As for Jackman, a 126-minute scowl is a poor substitute for a character. The fact that this is Jackman’s sixth tour of Logan – constituting the most times one particular actor has portrayed the same comic book hero – suggests that the actor could capitalize on Logan’s 100-plus-year story arc, ultimately delivering a performance of greater complexity and depth. Certainly not less.
Like the mutants themselves, this movie is neither fish nor fowl. It’s not an ensemble of X-Men, nor a singular X-Man. Instead we get a story centered around Wolverine with a feeble side serving of the mutant villainess Viper. Who is she? What’s her story? Anyone? And though the self-ascribed bodyguard Yukio has a mutant-like way of sensing the future, it’s a slight skill at best. If only Jean Grey weren’t so goddam dead.

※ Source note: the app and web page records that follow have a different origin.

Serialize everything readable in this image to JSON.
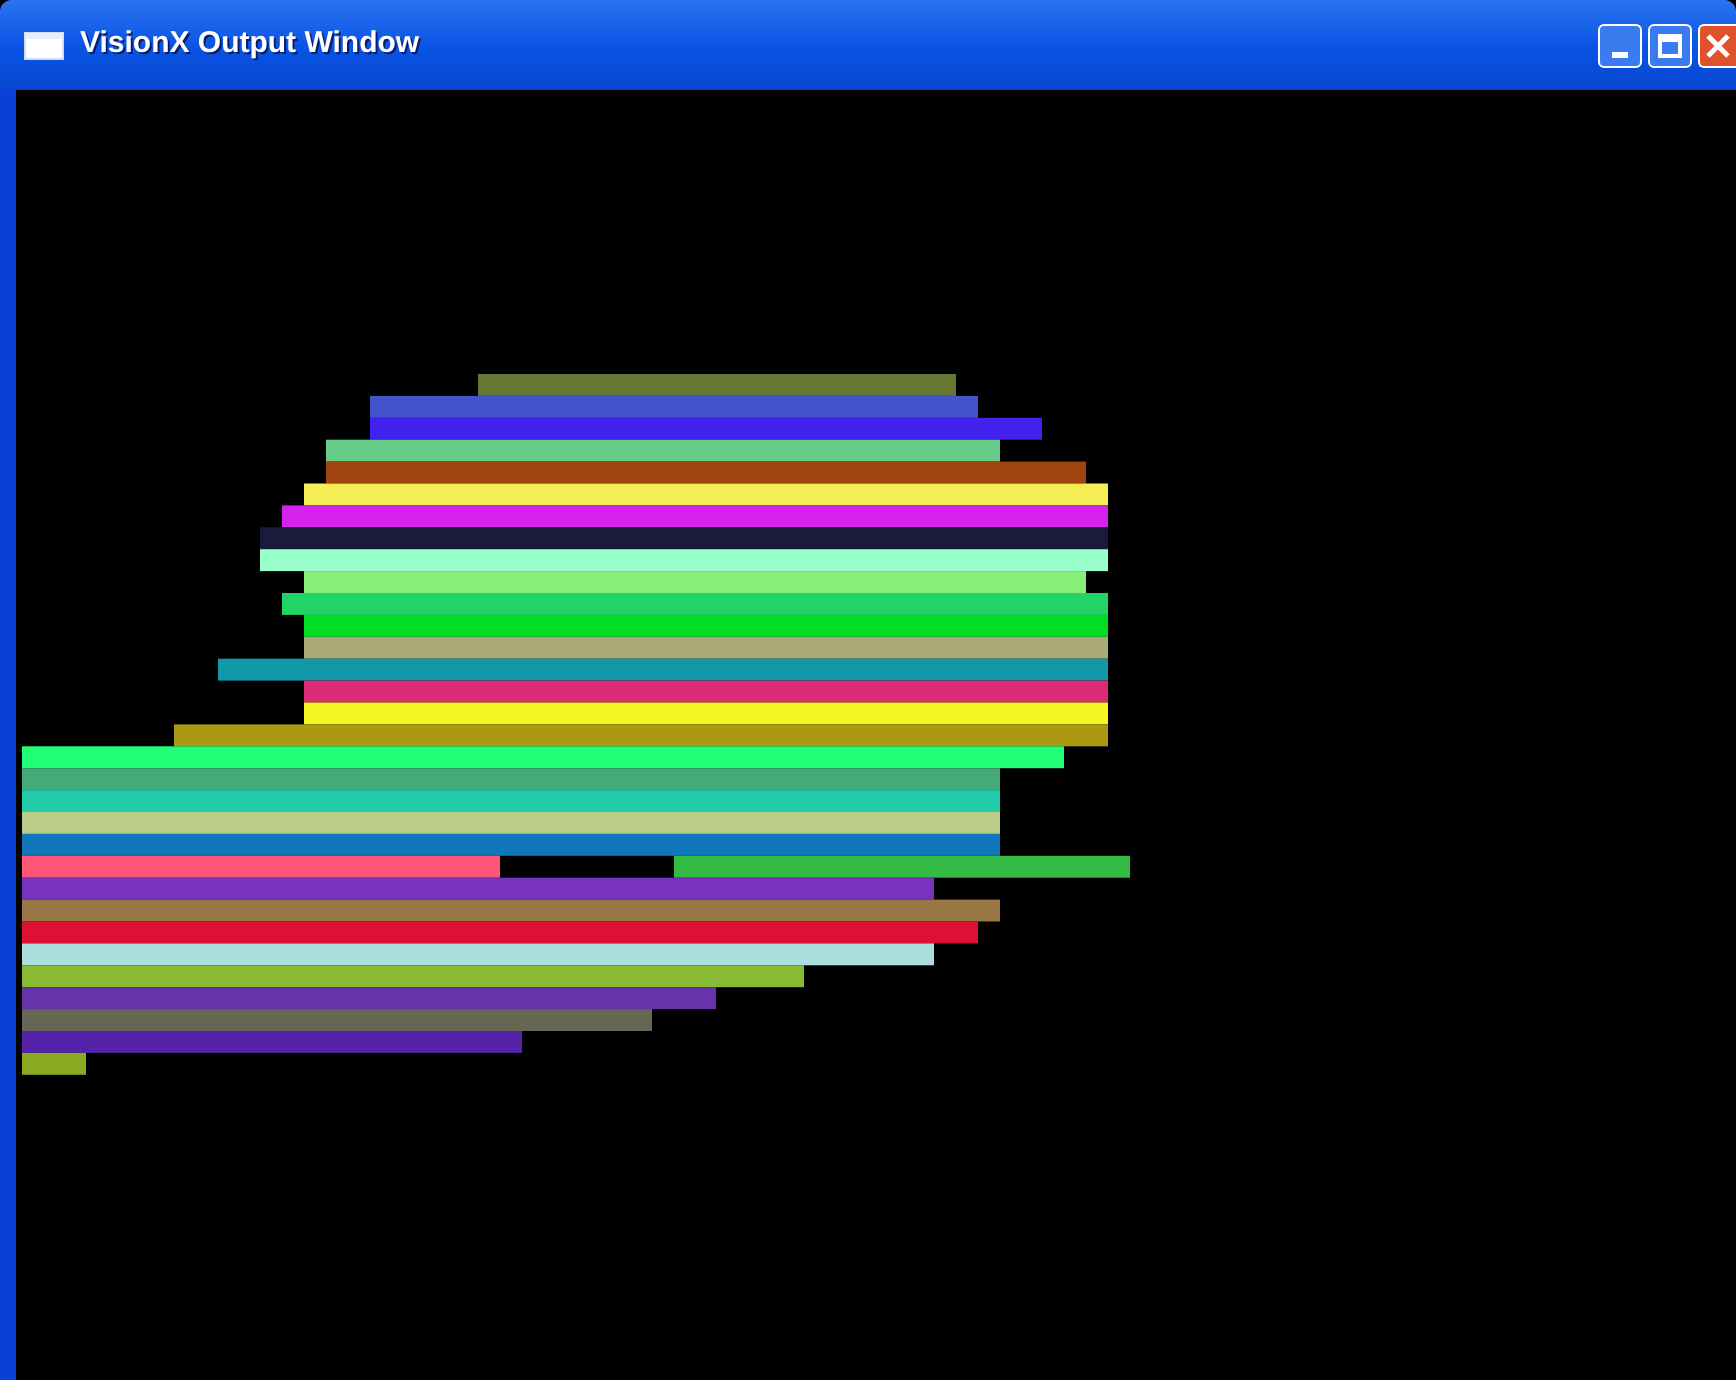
{
  "window": {
    "title": "VisionX Output Window"
  }
}
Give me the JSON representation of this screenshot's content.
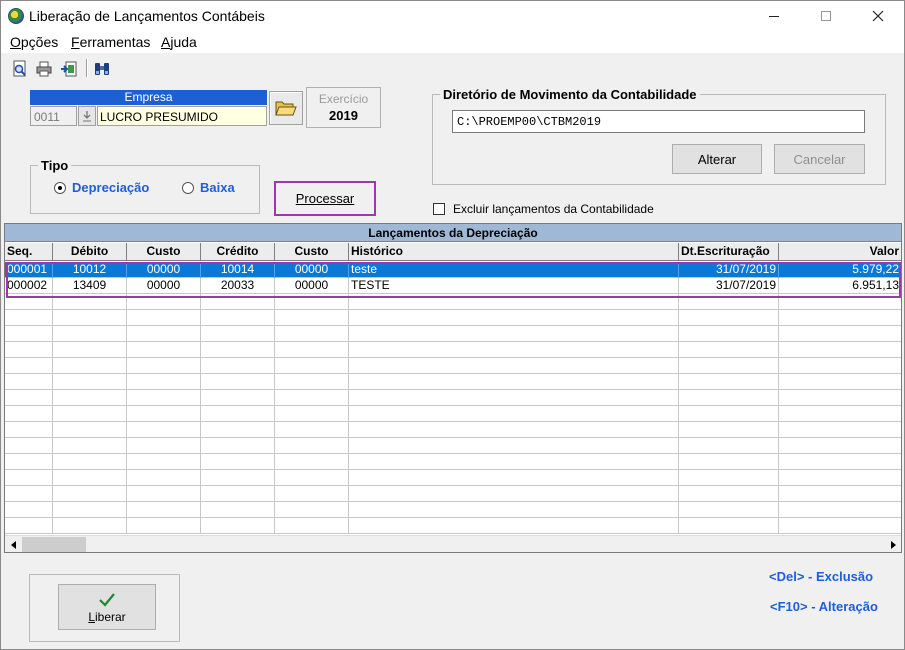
{
  "window": {
    "title": "Liberação de Lançamentos Contábeis"
  },
  "menu": {
    "opcoes_first": "O",
    "opcoes_rest": "pções",
    "ferramentas_first": "F",
    "ferramentas_rest": "erramentas",
    "ajuda_first": "A",
    "ajuda_rest": "juda"
  },
  "toolbar": {
    "icons": [
      "preview-icon",
      "print-icon",
      "export-icon",
      "binoculars-icon"
    ]
  },
  "empresa": {
    "label": "Empresa",
    "code": "0011",
    "name": "LUCRO PRESUMIDO"
  },
  "exercicio": {
    "label": "Exercício",
    "value": "2019"
  },
  "diretorio": {
    "title": "Diretório de Movimento da Contabilidade",
    "path": "C:\\PROEMP00\\CTBM2019",
    "alterar": "Alterar",
    "cancelar": "Cancelar"
  },
  "tipo": {
    "title": "Tipo",
    "options": [
      {
        "label": "Depreciação",
        "selected": true
      },
      {
        "label": "Baixa",
        "selected": false
      }
    ]
  },
  "processar": "Processar",
  "excluir_label": "Excluir lançamentos da Contabilidade",
  "grid": {
    "title": "Lançamentos da Depreciação",
    "columns": [
      "Seq.",
      "Débito",
      "Custo",
      "Crédito",
      "Custo",
      "Histórico",
      "Dt.Escrituração",
      "Valor"
    ],
    "rows": [
      [
        "000001",
        "10012",
        "00000",
        "10014",
        "00000",
        "teste",
        "31/07/2019",
        "5.979,22"
      ],
      [
        "000002",
        "13409",
        "00000",
        "20033",
        "00000",
        "TESTE",
        "31/07/2019",
        "6.951,13"
      ]
    ]
  },
  "liberar": {
    "first": "L",
    "rest": "iberar"
  },
  "hints": {
    "del": "<Del> - Exclusão",
    "f10": "<F10> - Alteração"
  },
  "colors": {
    "accent_blue": "#1f5fd6",
    "selection": "#0a78d7",
    "highlight": "#9a3aa6",
    "grid_title": "#9fb8d6"
  }
}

Action-wise, The Wolverine is so utterly steeped in the Ninja/Yakuza/Samurai world, it’s as if we’re enmeshed in the latest remake of Ninja Assassin as rendered by the shaky cam of Paul Greengrass. That said, the one high-powered action scene on a speeding bullet train is almost worth the price of the ticket. Almost.
Three writers notwithstanding, the story itself never engages. Given the fact that we can’t care about the characters, the action suffers from too much, all the time, with not enough breaks to develop any meaningful relationships between the players. Even the brief romance between Logan and a kidnapped heiress (Tao Okamoto’s Mariko) looks like a last-minute obligatory crumb, thrown out to appease the female demographic.

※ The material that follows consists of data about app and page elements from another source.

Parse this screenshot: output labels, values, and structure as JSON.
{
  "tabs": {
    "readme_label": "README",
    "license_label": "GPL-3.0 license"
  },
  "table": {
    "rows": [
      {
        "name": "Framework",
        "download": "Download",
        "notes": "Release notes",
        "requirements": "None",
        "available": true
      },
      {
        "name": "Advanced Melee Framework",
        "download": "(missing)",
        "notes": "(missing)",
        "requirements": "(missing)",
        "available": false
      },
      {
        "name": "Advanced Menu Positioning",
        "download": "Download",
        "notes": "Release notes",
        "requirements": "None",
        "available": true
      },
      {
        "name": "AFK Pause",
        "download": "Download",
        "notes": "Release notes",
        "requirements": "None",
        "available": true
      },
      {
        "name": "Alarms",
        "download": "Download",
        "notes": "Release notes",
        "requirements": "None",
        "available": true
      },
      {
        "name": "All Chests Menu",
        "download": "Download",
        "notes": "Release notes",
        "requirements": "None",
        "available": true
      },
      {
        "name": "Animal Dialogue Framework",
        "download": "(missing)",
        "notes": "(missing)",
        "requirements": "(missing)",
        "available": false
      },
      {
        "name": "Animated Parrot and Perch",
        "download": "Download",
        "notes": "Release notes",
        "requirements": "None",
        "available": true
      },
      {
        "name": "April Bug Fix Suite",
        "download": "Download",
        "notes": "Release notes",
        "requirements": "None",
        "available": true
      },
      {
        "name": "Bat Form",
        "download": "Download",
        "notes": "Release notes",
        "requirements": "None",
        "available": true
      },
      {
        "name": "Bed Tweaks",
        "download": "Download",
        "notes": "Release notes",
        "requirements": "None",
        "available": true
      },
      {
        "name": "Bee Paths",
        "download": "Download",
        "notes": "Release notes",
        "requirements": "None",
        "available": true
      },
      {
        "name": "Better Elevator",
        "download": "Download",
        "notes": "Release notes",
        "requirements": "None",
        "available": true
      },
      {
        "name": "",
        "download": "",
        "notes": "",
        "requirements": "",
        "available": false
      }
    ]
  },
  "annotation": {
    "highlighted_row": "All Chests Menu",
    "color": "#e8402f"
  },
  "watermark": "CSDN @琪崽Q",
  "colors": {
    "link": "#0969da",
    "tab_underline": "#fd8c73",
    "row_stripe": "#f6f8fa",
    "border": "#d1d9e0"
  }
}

What with the paltry sequels we’ve experienced so far, it may very well be that the summer of 2013 will be known as the season of the rearview mirror. A season that inadvertently reminds us to look back, to reminisce on how we once enjoyed the trip. Between the disappointing Red 2, the humorless The Hangover Part III, a so-so Iron Man 3 and now, this disaffecting installment of The Wolverine, we might have to readjust our vision. To throw away the 3D glasses and look beyond the headlights, peering into the future, into a better, brighter September. We can only hope.
Rating on a scale of 5 X-treme X-amples of claws and effect: 2.5
Release date: July 26, 2013
Directed by: James Mangold
Screenplay by: Mark Bomback, Scott Frank, Christopher McQuarrie
Cast: Hugh Jackman, Hiroyuki Sanada, Famke Janssen, Will Yun Lee, Rila Fukushima, Tao Okamoto, Svetlana Khodchenkova, Haruhiko Yamanouchi
Running Time: 126 minutes